If you're going to use repositories, don't have generic or base repositories...

posted on 31 Jan 2014 | Rant | Repositories

Repositories are one of those patterns we hate to love or love to hate, but seems to be getting more hate lately than love.

Personally I don't have any real problem with repositories themselves, I just have a problem with the way it is used.

If you run the following search in Google:

BaseRepository OR GenericRepository OR IRepository site:stackoverflow.com

You will get about 10k results on Stack Overflow for questions that contain something related to a generic repository or base repository.
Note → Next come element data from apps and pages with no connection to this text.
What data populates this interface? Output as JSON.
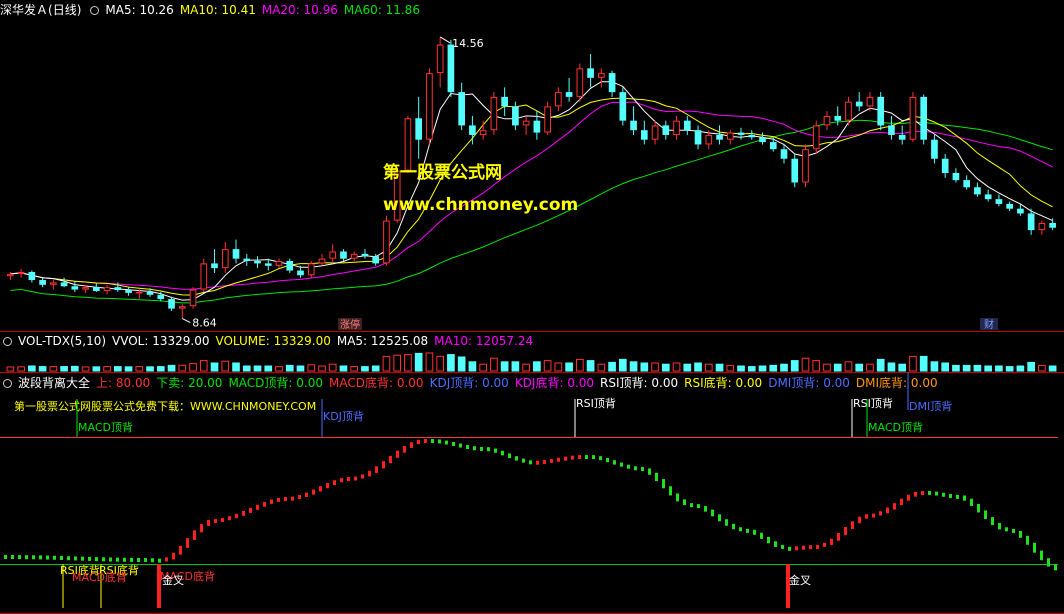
{
  "colors": {
    "background": "#000000",
    "up": "#ff3232",
    "down": "#54ffff",
    "ma5": "#ffffff",
    "ma10": "#ffff00",
    "ma20": "#ff00ff",
    "ma60": "#00e600",
    "separator": "#c80000",
    "wave_up": "#ff2020",
    "wave_down": "#20e020"
  },
  "price_panel": {
    "stock_name": "深华发Ａ",
    "period": "(日线)",
    "ma5_label": "MA5: 10.26",
    "ma10_label": "MA10: 10.41",
    "ma20_label": "MA20: 10.96",
    "ma60_label": "MA60: 11.86",
    "high_marker": "14.56",
    "low_marker": "8.64",
    "tag_left": "涨停",
    "tag_right": "财",
    "watermark_line1": "第一股票公式网",
    "watermark_line2": "www.chnmoney.com"
  },
  "volume_panel": {
    "name": "VOL-TDX(5,10)",
    "vvol": "VVOL: 13329.00",
    "volume": "VOLUME: 13329.00",
    "ma5": "MA5: 12525.08",
    "ma10": "MA10: 12057.24"
  },
  "indicator_panel": {
    "name": "波段背离大全",
    "up": "上: 80.00",
    "down": "下卖: 20.00",
    "macd_top": "MACD顶背: 0.00",
    "macd_bottom": "MACD底背: 0.00",
    "kdj_top": "KDJ顶背: 0.00",
    "kdj_bottom": "KDJ底背: 0.00",
    "rsi_top": "RSI顶背: 0.00",
    "rsi_bottom": "RSI底背: 0.00",
    "dmi_top": "DMI顶背: 0.00",
    "dmi_bottom": "DMI底背: 0.00",
    "banner": "第一股票公式网股票公式免费下载：WWW.CHNMONEY.COM",
    "annotations": [
      {
        "text": "MACD顶背",
        "color": "#00e600"
      },
      {
        "text": "KDJ顶背",
        "color": "#4d6bff"
      },
      {
        "text": "RSI顶背",
        "color": "#ffffff"
      },
      {
        "text": "RSI顶背",
        "color": "#ffffff"
      },
      {
        "text": "DMI顶背",
        "color": "#4d6bff"
      },
      {
        "text": "MACD顶背",
        "color": "#00e600"
      },
      {
        "text": "RSI底背",
        "color": "#ffff00"
      },
      {
        "text": "RSI底背",
        "color": "#ffff00"
      },
      {
        "text": "MACD底背",
        "color": "#ff3232"
      },
      {
        "text": "MACD底背",
        "color": "#ff3232"
      },
      {
        "text": "金叉",
        "color": "#ffffff"
      },
      {
        "text": "金叉",
        "color": "#ffffff"
      }
    ]
  },
  "chart_data": {
    "type": "candlestick",
    "ohlc": [
      [
        9.53,
        9.62,
        9.45,
        9.58
      ],
      [
        9.58,
        9.68,
        9.5,
        9.62
      ],
      [
        9.62,
        9.65,
        9.4,
        9.45
      ],
      [
        9.45,
        9.5,
        9.3,
        9.35
      ],
      [
        9.35,
        9.45,
        9.25,
        9.4
      ],
      [
        9.4,
        9.5,
        9.3,
        9.32
      ],
      [
        9.32,
        9.42,
        9.2,
        9.25
      ],
      [
        9.25,
        9.35,
        9.18,
        9.3
      ],
      [
        9.3,
        9.38,
        9.2,
        9.22
      ],
      [
        9.22,
        9.35,
        9.15,
        9.3
      ],
      [
        9.3,
        9.4,
        9.2,
        9.24
      ],
      [
        9.24,
        9.3,
        9.12,
        9.18
      ],
      [
        9.18,
        9.25,
        9.05,
        9.2
      ],
      [
        9.2,
        9.28,
        9.1,
        9.14
      ],
      [
        9.14,
        9.2,
        9.0,
        9.05
      ],
      [
        9.05,
        9.1,
        8.8,
        8.85
      ],
      [
        8.85,
        8.95,
        8.64,
        8.9
      ],
      [
        8.9,
        9.3,
        8.85,
        9.25
      ],
      [
        9.25,
        9.9,
        9.2,
        9.8
      ],
      [
        9.8,
        10.1,
        9.6,
        9.7
      ],
      [
        9.7,
        10.25,
        9.6,
        10.1
      ],
      [
        10.1,
        10.3,
        9.8,
        9.9
      ],
      [
        9.9,
        10.0,
        9.75,
        9.85
      ],
      [
        9.85,
        9.95,
        9.7,
        9.8
      ],
      [
        9.8,
        9.9,
        9.65,
        9.75
      ],
      [
        9.75,
        9.9,
        9.7,
        9.85
      ],
      [
        9.85,
        9.9,
        9.6,
        9.65
      ],
      [
        9.65,
        9.75,
        9.5,
        9.55
      ],
      [
        9.55,
        9.85,
        9.5,
        9.8
      ],
      [
        9.8,
        10.0,
        9.75,
        9.9
      ],
      [
        9.9,
        10.2,
        9.8,
        10.05
      ],
      [
        10.05,
        10.1,
        9.85,
        9.9
      ],
      [
        9.9,
        10.05,
        9.85,
        10.0
      ],
      [
        10.0,
        10.1,
        9.9,
        9.95
      ],
      [
        9.95,
        10.0,
        9.75,
        9.8
      ],
      [
        9.8,
        10.8,
        9.75,
        10.7
      ],
      [
        10.7,
        11.8,
        10.65,
        11.75
      ],
      [
        11.75,
        12.9,
        11.7,
        12.85
      ],
      [
        12.85,
        13.3,
        12.0,
        12.4
      ],
      [
        12.4,
        13.9,
        12.3,
        13.8
      ],
      [
        13.8,
        14.56,
        13.5,
        14.4
      ],
      [
        14.4,
        14.5,
        13.3,
        13.4
      ],
      [
        13.4,
        13.6,
        12.6,
        12.7
      ],
      [
        12.7,
        12.9,
        12.3,
        12.5
      ],
      [
        12.5,
        12.8,
        12.4,
        12.6
      ],
      [
        12.6,
        13.4,
        12.5,
        13.3
      ],
      [
        13.3,
        13.5,
        12.9,
        13.1
      ],
      [
        13.1,
        13.2,
        12.6,
        12.7
      ],
      [
        12.7,
        12.9,
        12.5,
        12.8
      ],
      [
        12.8,
        13.0,
        12.4,
        12.55
      ],
      [
        12.55,
        13.2,
        12.5,
        13.1
      ],
      [
        13.1,
        13.5,
        13.0,
        13.4
      ],
      [
        13.4,
        13.7,
        13.2,
        13.3
      ],
      [
        13.3,
        14.0,
        13.2,
        13.9
      ],
      [
        13.9,
        14.2,
        13.5,
        13.7
      ],
      [
        13.7,
        13.9,
        13.5,
        13.8
      ],
      [
        13.8,
        13.85,
        13.3,
        13.4
      ],
      [
        13.4,
        13.5,
        12.7,
        12.8
      ],
      [
        12.8,
        13.1,
        12.5,
        12.6
      ],
      [
        12.6,
        12.8,
        12.3,
        12.4
      ],
      [
        12.4,
        12.8,
        12.3,
        12.7
      ],
      [
        12.7,
        12.8,
        12.4,
        12.5
      ],
      [
        12.5,
        12.9,
        12.4,
        12.8
      ],
      [
        12.8,
        12.9,
        12.5,
        12.6
      ],
      [
        12.6,
        12.7,
        12.2,
        12.3
      ],
      [
        12.3,
        12.6,
        12.2,
        12.5
      ],
      [
        12.5,
        12.7,
        12.3,
        12.4
      ],
      [
        12.4,
        12.6,
        12.3,
        12.55
      ],
      [
        12.55,
        12.65,
        12.4,
        12.5
      ],
      [
        12.5,
        12.6,
        12.4,
        12.45
      ],
      [
        12.45,
        12.55,
        12.3,
        12.35
      ],
      [
        12.35,
        12.45,
        12.15,
        12.2
      ],
      [
        12.2,
        12.3,
        11.9,
        12.0
      ],
      [
        12.0,
        12.1,
        11.4,
        11.5
      ],
      [
        11.5,
        12.3,
        11.4,
        12.2
      ],
      [
        12.2,
        12.8,
        12.1,
        12.7
      ],
      [
        12.7,
        13.0,
        12.6,
        12.9
      ],
      [
        12.9,
        13.1,
        12.7,
        12.8
      ],
      [
        12.8,
        13.3,
        12.7,
        13.2
      ],
      [
        13.2,
        13.4,
        13.0,
        13.1
      ],
      [
        13.1,
        13.4,
        13.0,
        13.3
      ],
      [
        13.3,
        13.4,
        12.6,
        12.7
      ],
      [
        12.7,
        12.9,
        12.4,
        12.5
      ],
      [
        12.5,
        12.7,
        12.3,
        12.4
      ],
      [
        12.4,
        13.4,
        12.35,
        13.3
      ],
      [
        13.3,
        13.35,
        12.3,
        12.4
      ],
      [
        12.4,
        12.5,
        11.9,
        12.0
      ],
      [
        12.0,
        12.1,
        11.6,
        11.7
      ],
      [
        11.7,
        11.8,
        11.5,
        11.55
      ],
      [
        11.55,
        11.65,
        11.35,
        11.4
      ],
      [
        11.4,
        11.5,
        11.2,
        11.25
      ],
      [
        11.25,
        11.35,
        11.1,
        11.15
      ],
      [
        11.15,
        11.25,
        11.0,
        11.05
      ],
      [
        11.05,
        11.1,
        10.9,
        10.95
      ],
      [
        10.95,
        11.05,
        10.8,
        10.85
      ],
      [
        10.85,
        10.95,
        10.4,
        10.5
      ],
      [
        10.5,
        10.7,
        10.4,
        10.65
      ],
      [
        10.65,
        10.75,
        10.5,
        10.55
      ]
    ],
    "y_range": [
      8.4,
      15.0
    ]
  }
}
You end up with code snippets such as:

public interface IRepository<TEntity> : IDisposable where TEntity : class
    IUnitOfWork Session { get; }
    IList<TEntity> GetAll();
    IList<TEntity> GetAll(Expression<Func<TEntity, bool>> predicate);
    bool Add(TEntity entity);
    bool Delete(TEntity entity);
    bool Update(TEntity entity);
    bool IsValid(TEntity entity);


public class GenericRepository<TEntity> : IRepository<TEntity> where TEntity : class
    public virtual IEnumerable<TEntity> FindAll(Expression<Func<TEntity, bool>> where = null)
        // implementation ...

    public virtual TEntity FindOne(Expression<Func<TEntity, bool>> where = null)
        // implementation

    public void Update(TEntity entity)
        // update your entity ...

    // etc...

These are just bad bad bad...

Generic Repositories make assumptions about your domain

Generic Repositories is that they make assumptions about your domain. It makes assumptions such as:

  • All entities should contain Get/List/Update/Add/Delete... etc
  • All entities come from the same location (i.e a database)
  • All entities have a single primary key of some sort...

The problem with this, is that these are all false assumptions, generic repositories seem to never take into account that entities can have composite keys or no key identifier at all. Or they require some, but not all implementations defined in the base class or interface.

Often people assume only a single kind of persistence, when you could load some data from a flat file, database, a web service, etc.

This isn't a problem if you do away with the base implementation or interface and just have explicit interfaces such as IProductRepository or IUserRepository, but people get so caught up on the whole idea of having lots of interfaces, and instead try to opt for the generic IRepository<T> until they need to implement other stuff.

Generic Repositories don't prevent code duplication

Generic repositories don't prevent duplication because there's no duplication to begin with! What you end up doing is abstracting an abstraction, for the sake if feeling like you're writing less code or getting implementation for free, when you're actually adding unnecessary code that may never be used!

If for example you have a User / UserRepository, you may find that your generic repository asks you to implement Delete...

But when if you are never required to delete a user, and instead you Deactivate a user, or disable a users login, but keep the user because hes actually attached to data in the system...

You end up implementing methods, or overriding existing methods to have no implementation or throw a NotImplementedException. This is just bad design.

You could argue "Oh but when I implement GetById I have to duplicate it..."

Except you're not duplicating it, just because two things do similar or the same things, doesn't mean its duplicated.

Lets say you have a UserRepository and OrderRepository, both have a method defined in a base repository called GetById, if you changed GetById for a User, you're changing the way the Order one works. You're potentially breaking your application. These two look the same, but they are different. It's not duplication!

Repositories for everything

The next issue is people end up creating repositories for everything, not their aggregate roots. For example, say we have an Order / OrderLine scenario...

public class Order
  public int Id { get; set; }

  public IList<OrderLine> Lines { get; set; }

public class OrderLine
  public int Id { get; set; }

Often enough people will create an OrderRepository and OrderLineRepository, or use their Generic repositories like BaseRepository<Order> and BaseRepository<OrderLine>, the problem is, everything to do with an OrderLine is actually the responsibility of the Order and not anything else.

comments powered by Disqus